■ EXERCISE DESCRIPTION ■
Would you please reproduce all the entries exactly, leaving the pictures out?

■ RECORDS PROVIDED ■

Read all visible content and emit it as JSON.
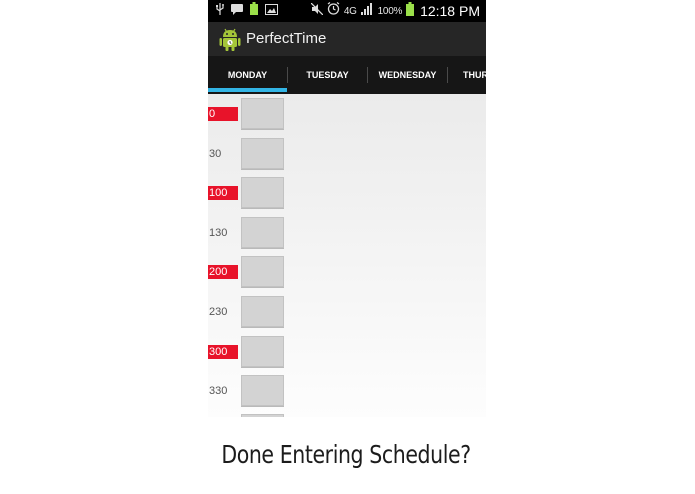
{
  "status_bar": {
    "network": "4G",
    "battery_percent": "100%",
    "time": "12:18 PM",
    "left_icons": [
      "usb-icon",
      "message-icon",
      "battery-small-icon",
      "gallery-icon"
    ],
    "right_icons": [
      "mute-icon",
      "alarm-icon",
      "signal-icon",
      "battery-icon"
    ]
  },
  "action_bar": {
    "title": "PerfectTime",
    "logo_icon": "android-robot-icon"
  },
  "tabs": [
    {
      "label": "MONDAY",
      "selected": true
    },
    {
      "label": "TUESDAY",
      "selected": false
    },
    {
      "label": "WEDNESDAY",
      "selected": false
    },
    {
      "label": "THUR",
      "selected": false
    }
  ],
  "schedule": [
    {
      "time": "0",
      "hour": true
    },
    {
      "time": "30",
      "hour": false
    },
    {
      "time": "100",
      "hour": true
    },
    {
      "time": "130",
      "hour": false
    },
    {
      "time": "200",
      "hour": true
    },
    {
      "time": "230",
      "hour": false
    },
    {
      "time": "300",
      "hour": true
    },
    {
      "time": "330",
      "hour": false
    }
  ],
  "caption": "Done Entering Schedule?",
  "colors": {
    "accent": "#33b5e5",
    "hour_highlight": "#e8132a",
    "slot": "#d3d3d3"
  }
}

■ TASK SOLUTION ■
Read all visible content and emit it as JSON.
{
  "status_bar": {
    "network": "4G",
    "battery_percent": "100%",
    "time": "12:18 PM",
    "left_icons": [
      "usb-icon",
      "message-icon",
      "battery-small-icon",
      "gallery-icon"
    ],
    "right_icons": [
      "mute-icon",
      "alarm-icon",
      "signal-icon",
      "battery-icon"
    ]
  },
  "action_bar": {
    "title": "PerfectTime",
    "logo_icon": "android-robot-icon"
  },
  "tabs": [
    {
      "label": "MONDAY",
      "selected": true
    },
    {
      "label": "TUESDAY",
      "selected": false
    },
    {
      "label": "WEDNESDAY",
      "selected": false
    },
    {
      "label": "THUR",
      "selected": false
    }
  ],
  "schedule": [
    {
      "time": "0",
      "hour": true
    },
    {
      "time": "30",
      "hour": false
    },
    {
      "time": "100",
      "hour": true
    },
    {
      "time": "130",
      "hour": false
    },
    {
      "time": "200",
      "hour": true
    },
    {
      "time": "230",
      "hour": false
    },
    {
      "time": "300",
      "hour": true
    },
    {
      "time": "330",
      "hour": false
    }
  ],
  "caption": "Done Entering Schedule?",
  "colors": {
    "accent": "#33b5e5",
    "hour_highlight": "#e8132a",
    "slot": "#d3d3d3"
  }
}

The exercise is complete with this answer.